▸ AIM OF THE TASK:
Pull each line containing "ОГРАНИЧИТЕЛЬ" out of the data and copy it.
(MATERIAL TO PROCESS begins)
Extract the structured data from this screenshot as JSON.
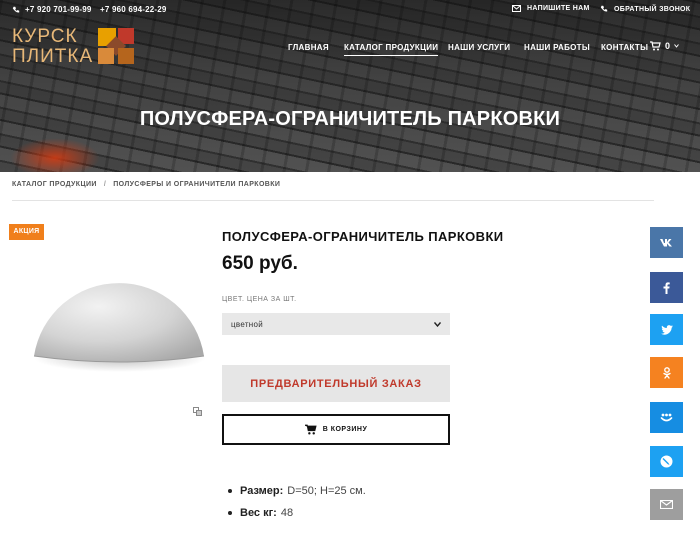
{
  "header": {
    "phones": [
      "+7 920 701-99-99",
      "+7 960 694-22-29"
    ],
    "write_label": "НАПИШИТЕ НАМ",
    "callback_label": "ОБРАТНЫЙ ЗВОНОК",
    "logo_line1": "КУРСК",
    "logo_line2": "ПЛИТКА",
    "nav": [
      "ГЛАВНАЯ",
      "КАТАЛОГ ПРОДУКЦИИ",
      "НАШИ УСЛУГИ",
      "НАШИ РАБОТЫ",
      "КОНТАКТЫ"
    ],
    "active_nav": "КАТАЛОГ ПРОДУКЦИИ",
    "cart_count": "0"
  },
  "page_title": "ПОЛУСФЕРА-ОГРАНИЧИТЕЛЬ ПАРКОВКИ",
  "breadcrumbs": [
    "КАТАЛОГ ПРОДУКЦИИ",
    "ПОЛУСФЕРЫ И ОГРАНИЧИТЕЛИ ПАРКОВКИ"
  ],
  "breadcrumb_separator": "/",
  "product": {
    "badge": "АКЦИЯ",
    "title": "ПОЛУСФЕРА-ОГРАНИЧИТЕЛЬ ПАРКОВКИ",
    "price": "650 руб.",
    "option_label": "ЦВЕТ. ЦЕНА ЗА ШТ.",
    "option_selected": "цветной",
    "preorder_label": "ПРЕДВАРИТЕЛЬНЫЙ ЗАКАЗ",
    "cart_label": "В КОРЗИНУ",
    "specs": [
      {
        "label": "Размер:",
        "value": "D=50; H=25 см."
      },
      {
        "label": "Вес кг:",
        "value": "48"
      }
    ]
  },
  "share_buttons": [
    {
      "name": "vk",
      "glyph": "vk",
      "color": "#4a76a8"
    },
    {
      "name": "facebook",
      "glyph": "f",
      "color": "#3b5998"
    },
    {
      "name": "twitter",
      "glyph": "bird",
      "color": "#1da1f2"
    },
    {
      "name": "odnoklassniki",
      "glyph": "ok",
      "color": "#f58220"
    },
    {
      "name": "moimir",
      "glyph": "mm",
      "color": "#168de2"
    },
    {
      "name": "livejournal",
      "glyph": "lj",
      "color": "#1da1f2"
    },
    {
      "name": "email",
      "glyph": "mail",
      "color": "#9e9e9e"
    }
  ],
  "colors": {
    "accent_orange": "#f07f1b",
    "preorder_text": "#c0392b",
    "logo": "#e8b878"
  }
}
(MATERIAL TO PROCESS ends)
▸ RESPONSE TO THIS EXERCISE:
  "page_title": "ПОЛУСФЕРА-ОГРАНИЧИТЕЛЬ ПАРКОВКИ",
    "title": "ПОЛУСФЕРА-ОГРАНИЧИТЕЛЬ ПАРКОВКИ",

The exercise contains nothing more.